The number of lines holding "JSON" is all you should give; count them in the records below.

*** Opening of SUPPLIED INFORMATION ***

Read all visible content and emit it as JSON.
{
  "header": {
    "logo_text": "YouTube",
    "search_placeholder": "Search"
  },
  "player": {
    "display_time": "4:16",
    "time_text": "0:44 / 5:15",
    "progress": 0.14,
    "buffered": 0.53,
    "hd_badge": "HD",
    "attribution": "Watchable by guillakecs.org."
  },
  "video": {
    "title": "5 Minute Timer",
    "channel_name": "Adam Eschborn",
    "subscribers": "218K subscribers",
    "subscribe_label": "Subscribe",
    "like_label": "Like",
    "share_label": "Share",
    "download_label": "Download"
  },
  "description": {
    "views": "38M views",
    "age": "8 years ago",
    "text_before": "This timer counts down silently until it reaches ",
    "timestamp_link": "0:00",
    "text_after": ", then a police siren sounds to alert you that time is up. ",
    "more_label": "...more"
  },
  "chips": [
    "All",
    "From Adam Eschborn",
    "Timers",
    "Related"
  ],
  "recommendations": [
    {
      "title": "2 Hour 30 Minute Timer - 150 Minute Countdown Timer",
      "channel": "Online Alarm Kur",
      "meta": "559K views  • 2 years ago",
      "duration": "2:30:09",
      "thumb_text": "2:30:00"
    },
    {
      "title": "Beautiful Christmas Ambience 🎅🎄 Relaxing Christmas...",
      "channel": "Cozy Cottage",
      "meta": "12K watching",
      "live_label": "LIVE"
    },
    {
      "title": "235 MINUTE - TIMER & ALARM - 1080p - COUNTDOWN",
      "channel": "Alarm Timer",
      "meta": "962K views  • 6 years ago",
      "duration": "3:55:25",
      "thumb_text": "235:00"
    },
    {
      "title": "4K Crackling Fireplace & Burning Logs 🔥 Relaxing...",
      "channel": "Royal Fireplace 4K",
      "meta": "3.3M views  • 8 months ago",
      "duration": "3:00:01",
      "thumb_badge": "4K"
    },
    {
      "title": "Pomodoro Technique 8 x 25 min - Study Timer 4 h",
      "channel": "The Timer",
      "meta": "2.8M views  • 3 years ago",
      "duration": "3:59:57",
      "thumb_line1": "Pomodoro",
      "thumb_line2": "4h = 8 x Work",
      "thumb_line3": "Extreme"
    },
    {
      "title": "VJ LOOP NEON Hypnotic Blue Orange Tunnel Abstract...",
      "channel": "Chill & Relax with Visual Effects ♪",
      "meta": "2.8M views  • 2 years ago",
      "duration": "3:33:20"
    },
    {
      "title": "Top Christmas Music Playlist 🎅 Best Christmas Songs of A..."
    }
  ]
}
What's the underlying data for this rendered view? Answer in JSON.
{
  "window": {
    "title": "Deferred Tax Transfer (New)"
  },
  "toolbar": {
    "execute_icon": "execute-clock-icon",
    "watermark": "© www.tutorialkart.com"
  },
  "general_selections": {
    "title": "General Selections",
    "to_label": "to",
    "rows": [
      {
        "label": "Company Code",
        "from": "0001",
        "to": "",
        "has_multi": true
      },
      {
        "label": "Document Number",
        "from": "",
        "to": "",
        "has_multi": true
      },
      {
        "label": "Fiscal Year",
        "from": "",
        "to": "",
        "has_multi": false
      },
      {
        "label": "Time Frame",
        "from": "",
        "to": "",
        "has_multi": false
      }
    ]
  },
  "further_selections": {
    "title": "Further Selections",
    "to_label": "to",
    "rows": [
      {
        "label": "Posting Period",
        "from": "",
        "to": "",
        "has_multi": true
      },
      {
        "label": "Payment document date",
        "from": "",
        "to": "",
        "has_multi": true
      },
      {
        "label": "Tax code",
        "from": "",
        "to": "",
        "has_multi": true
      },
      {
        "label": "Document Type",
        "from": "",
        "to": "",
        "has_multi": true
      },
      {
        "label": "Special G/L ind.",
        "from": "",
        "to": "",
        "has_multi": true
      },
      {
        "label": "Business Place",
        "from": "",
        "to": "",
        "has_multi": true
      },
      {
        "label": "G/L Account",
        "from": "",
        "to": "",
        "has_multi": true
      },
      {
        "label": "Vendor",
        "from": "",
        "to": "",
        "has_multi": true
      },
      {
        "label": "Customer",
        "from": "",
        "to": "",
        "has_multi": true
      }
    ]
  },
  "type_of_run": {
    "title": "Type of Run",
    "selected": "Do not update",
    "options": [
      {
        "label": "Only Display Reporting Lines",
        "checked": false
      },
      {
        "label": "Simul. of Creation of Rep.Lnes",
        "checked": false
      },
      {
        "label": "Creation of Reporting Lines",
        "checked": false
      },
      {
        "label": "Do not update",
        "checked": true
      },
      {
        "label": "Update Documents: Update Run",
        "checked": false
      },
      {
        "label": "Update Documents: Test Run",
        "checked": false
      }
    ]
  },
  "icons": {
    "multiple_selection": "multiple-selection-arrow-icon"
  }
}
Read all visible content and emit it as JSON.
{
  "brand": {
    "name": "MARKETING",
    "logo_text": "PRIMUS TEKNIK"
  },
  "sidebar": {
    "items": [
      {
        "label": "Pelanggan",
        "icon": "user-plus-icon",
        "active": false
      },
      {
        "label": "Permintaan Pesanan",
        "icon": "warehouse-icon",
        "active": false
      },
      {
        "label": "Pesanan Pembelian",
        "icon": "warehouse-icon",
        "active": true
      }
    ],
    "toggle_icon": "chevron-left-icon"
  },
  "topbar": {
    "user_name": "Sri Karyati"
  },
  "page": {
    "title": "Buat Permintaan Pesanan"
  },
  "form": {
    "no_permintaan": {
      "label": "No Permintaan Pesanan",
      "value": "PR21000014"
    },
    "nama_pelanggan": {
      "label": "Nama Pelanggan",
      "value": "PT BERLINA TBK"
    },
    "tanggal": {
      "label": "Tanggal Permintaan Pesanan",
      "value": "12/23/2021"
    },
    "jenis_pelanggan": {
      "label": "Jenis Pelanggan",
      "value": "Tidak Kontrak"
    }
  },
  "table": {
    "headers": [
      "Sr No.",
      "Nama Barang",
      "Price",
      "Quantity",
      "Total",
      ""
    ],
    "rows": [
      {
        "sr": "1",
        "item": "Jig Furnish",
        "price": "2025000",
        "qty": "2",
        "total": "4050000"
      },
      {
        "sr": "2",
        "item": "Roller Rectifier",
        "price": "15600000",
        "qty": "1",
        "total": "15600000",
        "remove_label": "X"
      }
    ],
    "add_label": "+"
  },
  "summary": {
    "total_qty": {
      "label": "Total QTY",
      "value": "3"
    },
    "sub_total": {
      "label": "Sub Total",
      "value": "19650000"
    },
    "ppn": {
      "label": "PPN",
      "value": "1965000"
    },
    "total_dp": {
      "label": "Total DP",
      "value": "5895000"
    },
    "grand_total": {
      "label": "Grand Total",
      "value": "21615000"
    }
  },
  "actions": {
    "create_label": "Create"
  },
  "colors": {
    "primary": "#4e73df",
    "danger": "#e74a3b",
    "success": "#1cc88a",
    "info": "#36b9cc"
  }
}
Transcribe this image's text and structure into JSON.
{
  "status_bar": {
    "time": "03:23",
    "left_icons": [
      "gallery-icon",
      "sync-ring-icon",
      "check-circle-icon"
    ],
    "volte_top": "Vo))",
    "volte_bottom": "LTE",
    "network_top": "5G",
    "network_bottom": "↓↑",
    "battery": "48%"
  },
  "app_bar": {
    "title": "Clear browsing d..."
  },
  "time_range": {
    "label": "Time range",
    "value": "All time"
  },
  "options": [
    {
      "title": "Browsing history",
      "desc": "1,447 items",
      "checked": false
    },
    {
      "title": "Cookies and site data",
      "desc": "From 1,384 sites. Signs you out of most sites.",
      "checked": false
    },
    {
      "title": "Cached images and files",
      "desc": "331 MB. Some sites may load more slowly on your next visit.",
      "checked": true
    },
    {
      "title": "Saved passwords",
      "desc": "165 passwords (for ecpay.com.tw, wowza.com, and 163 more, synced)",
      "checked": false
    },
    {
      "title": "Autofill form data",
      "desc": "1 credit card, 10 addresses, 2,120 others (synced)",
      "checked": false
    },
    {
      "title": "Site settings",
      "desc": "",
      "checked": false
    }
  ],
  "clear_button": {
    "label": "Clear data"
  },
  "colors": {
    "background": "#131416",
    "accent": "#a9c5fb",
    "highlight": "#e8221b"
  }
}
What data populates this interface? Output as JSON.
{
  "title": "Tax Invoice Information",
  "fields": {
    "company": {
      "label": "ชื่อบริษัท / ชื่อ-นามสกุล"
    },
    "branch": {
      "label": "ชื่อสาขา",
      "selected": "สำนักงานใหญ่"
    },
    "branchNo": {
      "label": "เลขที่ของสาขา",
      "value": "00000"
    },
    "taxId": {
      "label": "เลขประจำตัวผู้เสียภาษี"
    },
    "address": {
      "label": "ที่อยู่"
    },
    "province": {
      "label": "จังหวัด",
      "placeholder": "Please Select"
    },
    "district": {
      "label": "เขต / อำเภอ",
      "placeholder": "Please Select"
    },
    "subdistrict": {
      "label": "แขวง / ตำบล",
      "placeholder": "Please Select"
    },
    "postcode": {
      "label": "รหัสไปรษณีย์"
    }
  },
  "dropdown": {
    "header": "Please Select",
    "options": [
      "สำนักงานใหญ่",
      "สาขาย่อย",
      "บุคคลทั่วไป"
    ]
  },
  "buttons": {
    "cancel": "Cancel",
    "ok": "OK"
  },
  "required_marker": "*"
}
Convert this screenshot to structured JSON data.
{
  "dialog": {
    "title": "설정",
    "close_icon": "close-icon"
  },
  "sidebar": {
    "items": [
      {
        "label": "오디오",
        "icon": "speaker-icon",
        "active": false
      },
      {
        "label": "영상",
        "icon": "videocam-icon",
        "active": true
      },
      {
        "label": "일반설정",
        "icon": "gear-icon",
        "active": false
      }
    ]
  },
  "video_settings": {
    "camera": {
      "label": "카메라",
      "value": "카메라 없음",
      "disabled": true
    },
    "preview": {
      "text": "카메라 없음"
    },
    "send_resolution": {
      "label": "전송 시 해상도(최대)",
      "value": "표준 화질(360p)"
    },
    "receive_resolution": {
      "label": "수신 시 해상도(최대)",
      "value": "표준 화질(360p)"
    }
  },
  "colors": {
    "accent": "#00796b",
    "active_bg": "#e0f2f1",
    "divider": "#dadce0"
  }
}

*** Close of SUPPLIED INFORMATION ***

> [SOLUTION TO THIS EXERCISE] 6